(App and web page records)
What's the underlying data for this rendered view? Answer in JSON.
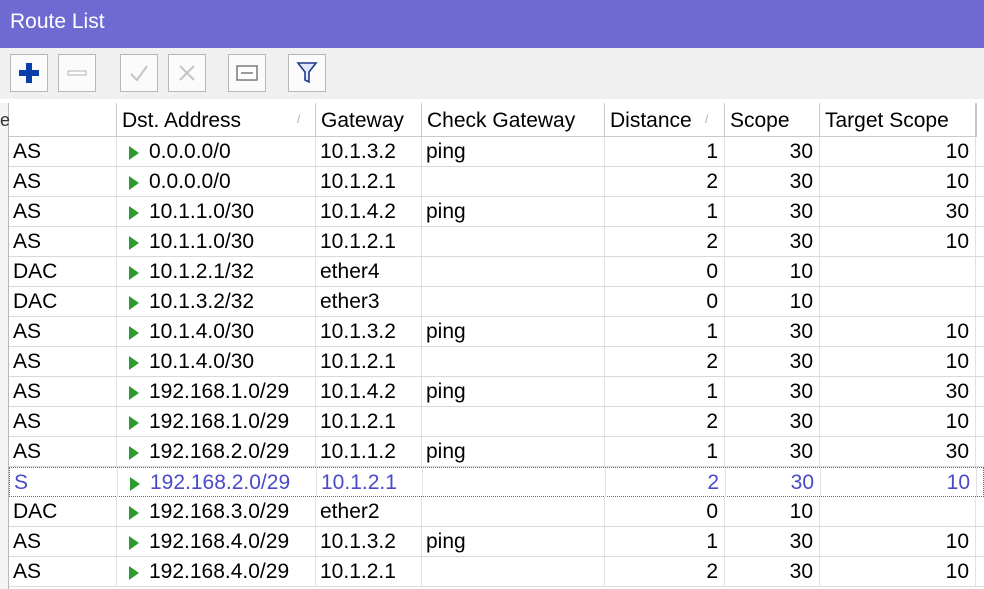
{
  "window": {
    "title": "Route List"
  },
  "toolbar": {
    "buttons": [
      {
        "name": "add-button",
        "icon": "plus-icon"
      },
      {
        "name": "remove-button",
        "icon": "minus-icon"
      },
      {
        "name": "enable-button",
        "icon": "check-icon"
      },
      {
        "name": "disable-button",
        "icon": "x-icon"
      },
      {
        "name": "comment-button",
        "icon": "note-icon"
      },
      {
        "name": "filter-button",
        "icon": "funnel-icon"
      }
    ],
    "accent": "#0a3ea8"
  },
  "table": {
    "left_glyph": "e",
    "columns": {
      "flags": "",
      "dst": "Dst. Address",
      "gateway": "Gateway",
      "check": "Check Gateway",
      "distance": "Distance",
      "scope": "Scope",
      "target": "Target Scope"
    },
    "rows": [
      {
        "flags": "AS",
        "dst": "0.0.0.0/0",
        "gateway": "10.1.3.2",
        "check": "ping",
        "distance": "1",
        "scope": "30",
        "target": "10"
      },
      {
        "flags": "AS",
        "dst": "0.0.0.0/0",
        "gateway": "10.1.2.1",
        "check": "",
        "distance": "2",
        "scope": "30",
        "target": "10"
      },
      {
        "flags": "AS",
        "dst": "10.1.1.0/30",
        "gateway": "10.1.4.2",
        "check": "ping",
        "distance": "1",
        "scope": "30",
        "target": "30"
      },
      {
        "flags": "AS",
        "dst": "10.1.1.0/30",
        "gateway": "10.1.2.1",
        "check": "",
        "distance": "2",
        "scope": "30",
        "target": "10"
      },
      {
        "flags": "DAC",
        "dst": "10.1.2.1/32",
        "gateway": "ether4",
        "check": "",
        "distance": "0",
        "scope": "10",
        "target": ""
      },
      {
        "flags": "DAC",
        "dst": "10.1.3.2/32",
        "gateway": "ether3",
        "check": "",
        "distance": "0",
        "scope": "10",
        "target": ""
      },
      {
        "flags": "AS",
        "dst": "10.1.4.0/30",
        "gateway": "10.1.3.2",
        "check": "ping",
        "distance": "1",
        "scope": "30",
        "target": "10"
      },
      {
        "flags": "AS",
        "dst": "10.1.4.0/30",
        "gateway": "10.1.2.1",
        "check": "",
        "distance": "2",
        "scope": "30",
        "target": "10"
      },
      {
        "flags": "AS",
        "dst": "192.168.1.0/29",
        "gateway": "10.1.4.2",
        "check": "ping",
        "distance": "1",
        "scope": "30",
        "target": "30"
      },
      {
        "flags": "AS",
        "dst": "192.168.1.0/29",
        "gateway": "10.1.2.1",
        "check": "",
        "distance": "2",
        "scope": "30",
        "target": "10"
      },
      {
        "flags": "AS",
        "dst": "192.168.2.0/29",
        "gateway": "10.1.1.2",
        "check": "ping",
        "distance": "1",
        "scope": "30",
        "target": "30"
      },
      {
        "flags": "S",
        "dst": "192.168.2.0/29",
        "gateway": "10.1.2.1",
        "check": "",
        "distance": "2",
        "scope": "30",
        "target": "10",
        "selected": true
      },
      {
        "flags": "DAC",
        "dst": "192.168.3.0/29",
        "gateway": "ether2",
        "check": "",
        "distance": "0",
        "scope": "10",
        "target": ""
      },
      {
        "flags": "AS",
        "dst": "192.168.4.0/29",
        "gateway": "10.1.3.2",
        "check": "ping",
        "distance": "1",
        "scope": "30",
        "target": "10"
      },
      {
        "flags": "AS",
        "dst": "192.168.4.0/29",
        "gateway": "10.1.2.1",
        "check": "",
        "distance": "2",
        "scope": "30",
        "target": "10"
      }
    ]
  }
}
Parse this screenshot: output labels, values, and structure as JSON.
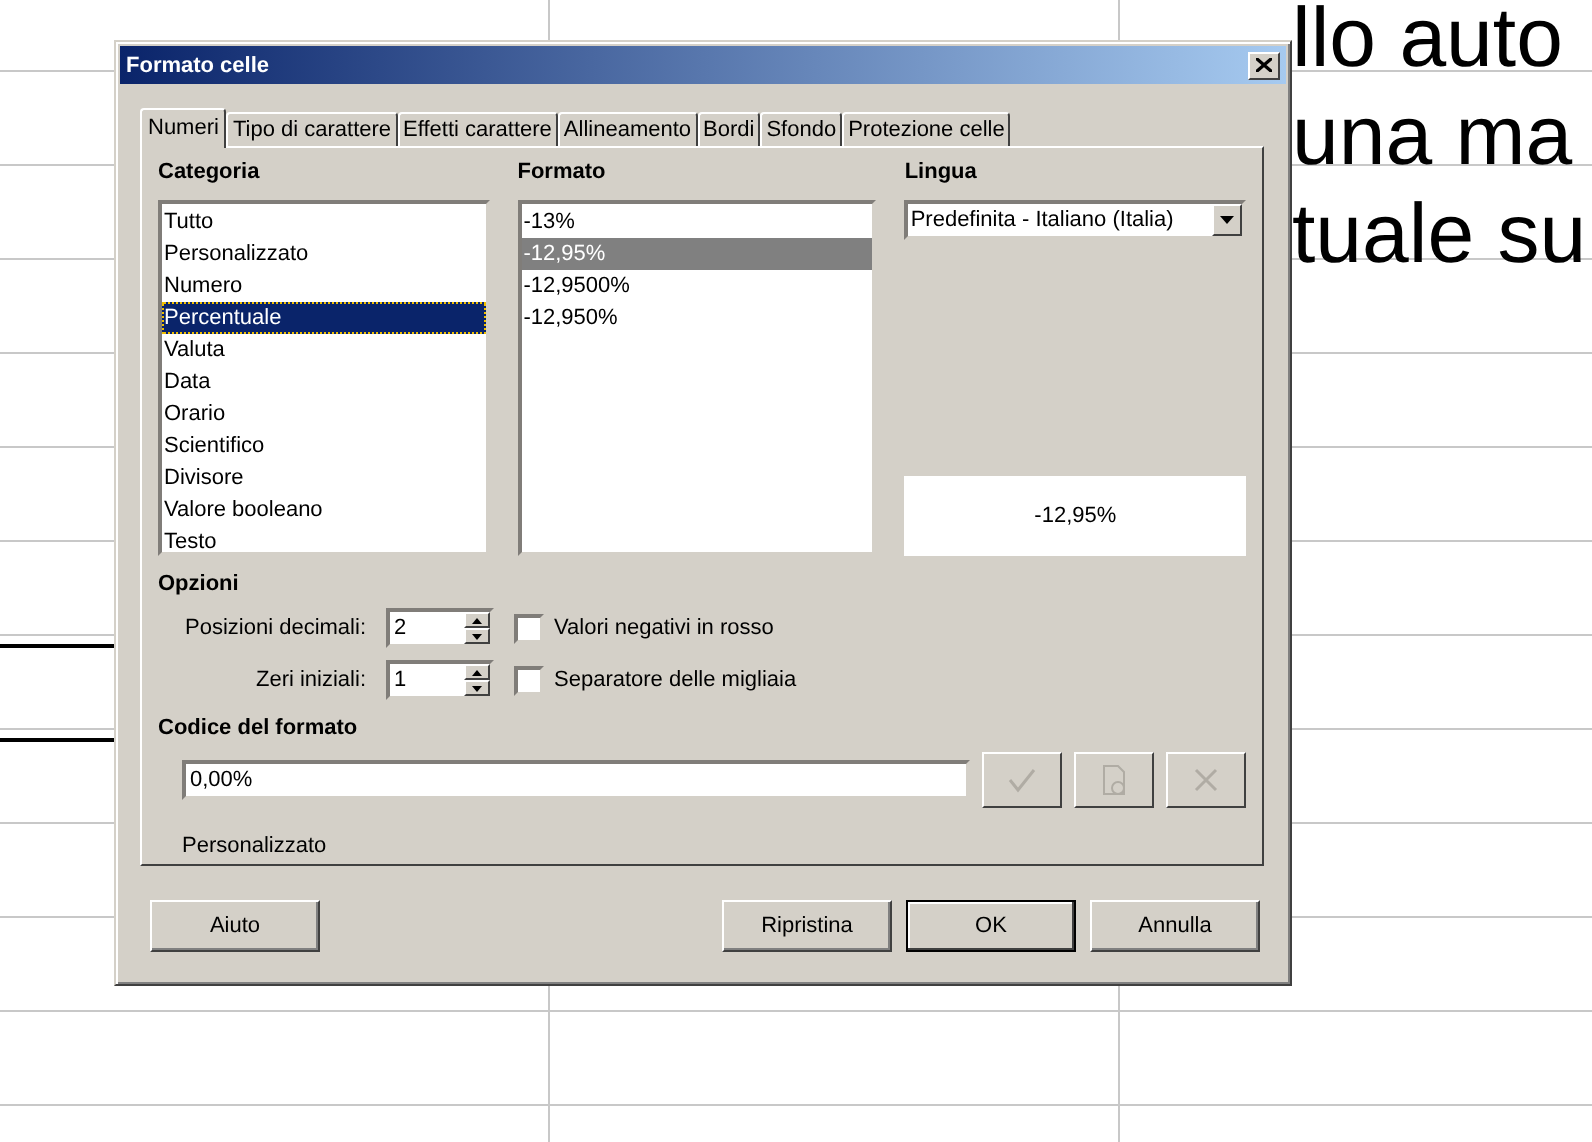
{
  "background": {
    "text_lines": [
      "llo auto",
      "una ma",
      "tuale su"
    ]
  },
  "window": {
    "title": "Formato celle"
  },
  "tabs": [
    {
      "label": "Numeri",
      "selected": true
    },
    {
      "label": "Tipo di carattere",
      "selected": false
    },
    {
      "label": "Effetti carattere",
      "selected": false
    },
    {
      "label": "Allineamento",
      "selected": false
    },
    {
      "label": "Bordi",
      "selected": false
    },
    {
      "label": "Sfondo",
      "selected": false
    },
    {
      "label": "Protezione celle",
      "selected": false
    }
  ],
  "category": {
    "label": "Categoria",
    "focused": true,
    "items": [
      {
        "label": "Tutto",
        "selected": false
      },
      {
        "label": "Personalizzato",
        "selected": false
      },
      {
        "label": "Numero",
        "selected": false
      },
      {
        "label": "Percentuale",
        "selected": true
      },
      {
        "label": "Valuta",
        "selected": false
      },
      {
        "label": "Data",
        "selected": false
      },
      {
        "label": "Orario",
        "selected": false
      },
      {
        "label": "Scientifico",
        "selected": false
      },
      {
        "label": "Divisore",
        "selected": false
      },
      {
        "label": "Valore booleano",
        "selected": false
      },
      {
        "label": "Testo",
        "selected": false
      }
    ]
  },
  "format": {
    "label": "Formato",
    "focused": false,
    "items": [
      {
        "label": "-13%",
        "selected": false
      },
      {
        "label": "-12,95%",
        "selected": true
      },
      {
        "label": "-12,9500%",
        "selected": false
      },
      {
        "label": "-12,950%",
        "selected": false
      }
    ]
  },
  "language": {
    "label": "Lingua",
    "value": "Predefinita - Italiano (Italia)"
  },
  "preview": "-12,95%",
  "options": {
    "label": "Opzioni",
    "spinners": [
      {
        "label": "Posizioni decimali:",
        "value": "2"
      },
      {
        "label": "Zeri iniziali:",
        "value": "1"
      }
    ],
    "checkboxes": [
      {
        "label": "Valori negativi in rosso",
        "checked": false
      },
      {
        "label": "Separatore delle migliaia",
        "checked": false
      }
    ]
  },
  "format_code": {
    "label": "Codice del formato",
    "value": "0,00%",
    "comment": "Personalizzato",
    "tools": [
      {
        "kind": "apply",
        "disabled": true
      },
      {
        "kind": "edit",
        "disabled": true
      },
      {
        "kind": "delete",
        "disabled": true
      }
    ]
  },
  "buttons": [
    {
      "label": "Aiuto",
      "default": false
    },
    {
      "label": "Ripristina",
      "default": false
    },
    {
      "label": "OK",
      "default": true
    },
    {
      "label": "Annulla",
      "default": false
    }
  ]
}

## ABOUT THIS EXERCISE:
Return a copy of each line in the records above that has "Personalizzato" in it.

## YOUR SOLUTION:
        "label": "Personalizzato",
    "comment": "Personalizzato",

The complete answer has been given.